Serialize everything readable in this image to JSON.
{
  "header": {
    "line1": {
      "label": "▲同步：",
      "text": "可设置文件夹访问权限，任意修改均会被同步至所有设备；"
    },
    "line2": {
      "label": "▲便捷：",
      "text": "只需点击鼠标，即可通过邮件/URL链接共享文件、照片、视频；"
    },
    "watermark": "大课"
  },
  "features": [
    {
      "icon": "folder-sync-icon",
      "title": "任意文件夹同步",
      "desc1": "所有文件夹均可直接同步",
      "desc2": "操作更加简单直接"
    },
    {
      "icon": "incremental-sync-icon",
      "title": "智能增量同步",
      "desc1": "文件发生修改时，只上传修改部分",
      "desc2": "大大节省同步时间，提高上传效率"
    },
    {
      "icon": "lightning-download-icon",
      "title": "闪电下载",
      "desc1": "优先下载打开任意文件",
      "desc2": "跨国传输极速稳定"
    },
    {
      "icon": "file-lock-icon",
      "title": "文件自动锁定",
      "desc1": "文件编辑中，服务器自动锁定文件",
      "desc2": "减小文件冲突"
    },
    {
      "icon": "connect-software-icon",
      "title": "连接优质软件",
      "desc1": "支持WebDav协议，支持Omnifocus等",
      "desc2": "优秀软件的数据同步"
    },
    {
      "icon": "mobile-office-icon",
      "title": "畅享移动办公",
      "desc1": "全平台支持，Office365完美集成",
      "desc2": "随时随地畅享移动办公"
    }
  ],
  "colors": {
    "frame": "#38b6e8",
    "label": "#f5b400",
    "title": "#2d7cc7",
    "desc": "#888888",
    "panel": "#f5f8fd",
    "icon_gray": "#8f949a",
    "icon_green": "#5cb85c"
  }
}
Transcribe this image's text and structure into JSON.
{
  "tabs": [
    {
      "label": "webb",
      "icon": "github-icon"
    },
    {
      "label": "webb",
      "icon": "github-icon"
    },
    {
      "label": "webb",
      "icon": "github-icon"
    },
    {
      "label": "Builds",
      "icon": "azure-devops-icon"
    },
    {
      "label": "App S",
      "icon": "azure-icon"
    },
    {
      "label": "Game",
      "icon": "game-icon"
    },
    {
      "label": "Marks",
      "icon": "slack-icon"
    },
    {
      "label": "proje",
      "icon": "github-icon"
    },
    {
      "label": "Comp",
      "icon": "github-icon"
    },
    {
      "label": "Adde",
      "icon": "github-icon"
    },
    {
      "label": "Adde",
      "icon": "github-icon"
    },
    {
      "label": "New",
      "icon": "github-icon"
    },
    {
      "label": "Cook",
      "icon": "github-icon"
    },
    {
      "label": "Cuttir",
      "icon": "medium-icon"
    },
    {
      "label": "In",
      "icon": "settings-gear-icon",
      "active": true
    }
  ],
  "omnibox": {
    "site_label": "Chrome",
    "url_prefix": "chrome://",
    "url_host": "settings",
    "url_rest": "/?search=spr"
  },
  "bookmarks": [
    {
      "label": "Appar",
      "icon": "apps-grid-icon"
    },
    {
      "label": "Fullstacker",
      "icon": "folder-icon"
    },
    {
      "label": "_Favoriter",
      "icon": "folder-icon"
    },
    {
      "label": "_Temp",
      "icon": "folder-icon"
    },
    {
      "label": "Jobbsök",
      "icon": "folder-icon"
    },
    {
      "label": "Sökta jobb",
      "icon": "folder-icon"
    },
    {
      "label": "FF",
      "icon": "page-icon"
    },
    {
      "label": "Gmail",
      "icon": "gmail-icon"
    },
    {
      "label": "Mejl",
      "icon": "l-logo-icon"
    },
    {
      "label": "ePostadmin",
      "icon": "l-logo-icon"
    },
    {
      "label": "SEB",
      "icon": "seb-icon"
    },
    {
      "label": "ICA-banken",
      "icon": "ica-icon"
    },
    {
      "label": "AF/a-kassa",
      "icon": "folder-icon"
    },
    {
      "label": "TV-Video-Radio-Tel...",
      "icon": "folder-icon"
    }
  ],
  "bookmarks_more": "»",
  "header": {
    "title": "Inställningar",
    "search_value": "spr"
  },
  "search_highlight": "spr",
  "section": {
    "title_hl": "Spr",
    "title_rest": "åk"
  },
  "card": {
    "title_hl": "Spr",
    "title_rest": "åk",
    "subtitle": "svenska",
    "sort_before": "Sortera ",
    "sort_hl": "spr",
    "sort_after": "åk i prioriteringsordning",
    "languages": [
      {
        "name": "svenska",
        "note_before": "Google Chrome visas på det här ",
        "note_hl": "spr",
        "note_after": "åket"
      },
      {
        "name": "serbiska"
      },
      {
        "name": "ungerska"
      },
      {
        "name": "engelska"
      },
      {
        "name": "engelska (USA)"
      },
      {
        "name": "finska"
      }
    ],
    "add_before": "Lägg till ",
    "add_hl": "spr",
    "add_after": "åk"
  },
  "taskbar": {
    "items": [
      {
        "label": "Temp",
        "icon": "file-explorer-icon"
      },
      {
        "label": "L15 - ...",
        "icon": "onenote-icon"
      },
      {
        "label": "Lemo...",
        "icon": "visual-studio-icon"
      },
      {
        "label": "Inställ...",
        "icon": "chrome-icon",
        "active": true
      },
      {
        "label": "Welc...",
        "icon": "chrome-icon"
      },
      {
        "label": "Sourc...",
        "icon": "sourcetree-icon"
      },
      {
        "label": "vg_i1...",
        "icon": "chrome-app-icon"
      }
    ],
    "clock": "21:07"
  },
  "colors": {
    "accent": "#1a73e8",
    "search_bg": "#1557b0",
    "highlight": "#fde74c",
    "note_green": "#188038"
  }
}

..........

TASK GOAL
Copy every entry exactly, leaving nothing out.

FINISHED TASK
Serialize everything readable in this image to JSON.
{
  "header": {
    "line1": {
      "label": "▲同步：",
      "text": "可设置文件夹访问权限，任意修改均会被同步至所有设备；"
    },
    "line2": {
      "label": "▲便捷：",
      "text": "只需点击鼠标，即可通过邮件/URL链接共享文件、照片、视频；"
    },
    "watermark": "大课"
  },
  "features": [
    {
      "icon": "folder-sync-icon",
      "title": "任意文件夹同步",
      "desc1": "所有文件夹均可直接同步",
      "desc2": "操作更加简单直接"
    },
    {
      "icon": "incremental-sync-icon",
      "title": "智能增量同步",
      "desc1": "文件发生修改时，只上传修改部分",
      "desc2": "大大节省同步时间，提高上传效率"
    },
    {
      "icon": "lightning-download-icon",
      "title": "闪电下载",
      "desc1": "优先下载打开任意文件",
      "desc2": "跨国传输极速稳定"
    },
    {
      "icon": "file-lock-icon",
      "title": "文件自动锁定",
      "desc1": "文件编辑中，服务器自动锁定文件",
      "desc2": "减小文件冲突"
    },
    {
      "icon": "connect-software-icon",
      "title": "连接优质软件",
      "desc1": "支持WebDav协议，支持Omnifocus等",
      "desc2": "优秀软件的数据同步"
    },
    {
      "icon": "mobile-office-icon",
      "title": "畅享移动办公",
      "desc1": "全平台支持，Office365完美集成",
      "desc2": "随时随地畅享移动办公"
    }
  ],
  "colors": {
    "frame": "#38b6e8",
    "label": "#f5b400",
    "title": "#2d7cc7",
    "desc": "#888888",
    "panel": "#f5f8fd",
    "icon_gray": "#8f949a",
    "icon_green": "#5cb85c"
  }
}
Transcribe this image's text and structure into JSON.
{
  "tabs": [
    {
      "label": "webb",
      "icon": "github-icon"
    },
    {
      "label": "webb",
      "icon": "github-icon"
    },
    {
      "label": "webb",
      "icon": "github-icon"
    },
    {
      "label": "Builds",
      "icon": "azure-devops-icon"
    },
    {
      "label": "App S",
      "icon": "azure-icon"
    },
    {
      "label": "Game",
      "icon": "game-icon"
    },
    {
      "label": "Marks",
      "icon": "slack-icon"
    },
    {
      "label": "proje",
      "icon": "github-icon"
    },
    {
      "label": "Comp",
      "icon": "github-icon"
    },
    {
      "label": "Adde",
      "icon": "github-icon"
    },
    {
      "label": "Adde",
      "icon": "github-icon"
    },
    {
      "label": "New",
      "icon": "github-icon"
    },
    {
      "label": "Cook",
      "icon": "github-icon"
    },
    {
      "label": "Cuttir",
      "icon": "medium-icon"
    },
    {
      "label": "In",
      "icon": "settings-gear-icon",
      "active": true
    }
  ],
  "omnibox": {
    "site_label": "Chrome",
    "url_prefix": "chrome://",
    "url_host": "settings",
    "url_rest": "/?search=spr"
  },
  "bookmarks": [
    {
      "label": "Appar",
      "icon": "apps-grid-icon"
    },
    {
      "label": "Fullstacker",
      "icon": "folder-icon"
    },
    {
      "label": "_Favoriter",
      "icon": "folder-icon"
    },
    {
      "label": "_Temp",
      "icon": "folder-icon"
    },
    {
      "label": "Jobbsök",
      "icon": "folder-icon"
    },
    {
      "label": "Sökta jobb",
      "icon": "folder-icon"
    },
    {
      "label": "FF",
      "icon": "page-icon"
    },
    {
      "label": "Gmail",
      "icon": "gmail-icon"
    },
    {
      "label": "Mejl",
      "icon": "l-logo-icon"
    },
    {
      "label": "ePostadmin",
      "icon": "l-logo-icon"
    },
    {
      "label": "SEB",
      "icon": "seb-icon"
    },
    {
      "label": "ICA-banken",
      "icon": "ica-icon"
    },
    {
      "label": "AF/a-kassa",
      "icon": "folder-icon"
    },
    {
      "label": "TV-Video-Radio-Tel...",
      "icon": "folder-icon"
    }
  ],
  "bookmarks_more": "»",
  "header": {
    "title": "Inställningar",
    "search_value": "spr"
  },
  "search_highlight": "spr",
  "section": {
    "title_hl": "Spr",
    "title_rest": "åk"
  },
  "card": {
    "title_hl": "Spr",
    "title_rest": "åk",
    "subtitle": "svenska",
    "sort_before": "Sortera ",
    "sort_hl": "spr",
    "sort_after": "åk i prioriteringsordning",
    "languages": [
      {
        "name": "svenska",
        "note_before": "Google Chrome visas på det här ",
        "note_hl": "spr",
        "note_after": "åket"
      },
      {
        "name": "serbiska"
      },
      {
        "name": "ungerska"
      },
      {
        "name": "engelska"
      },
      {
        "name": "engelska (USA)"
      },
      {
        "name": "finska"
      }
    ],
    "add_before": "Lägg till ",
    "add_hl": "spr",
    "add_after": "åk"
  },
  "taskbar": {
    "items": [
      {
        "label": "Temp",
        "icon": "file-explorer-icon"
      },
      {
        "label": "L15 - ...",
        "icon": "onenote-icon"
      },
      {
        "label": "Lemo...",
        "icon": "visual-studio-icon"
      },
      {
        "label": "Inställ...",
        "icon": "chrome-icon",
        "active": true
      },
      {
        "label": "Welc...",
        "icon": "chrome-icon"
      },
      {
        "label": "Sourc...",
        "icon": "sourcetree-icon"
      },
      {
        "label": "vg_i1...",
        "icon": "chrome-app-icon"
      }
    ],
    "clock": "21:07"
  },
  "colors": {
    "accent": "#1a73e8",
    "search_bg": "#1557b0",
    "highlight": "#fde74c",
    "note_green": "#188038"
  }
}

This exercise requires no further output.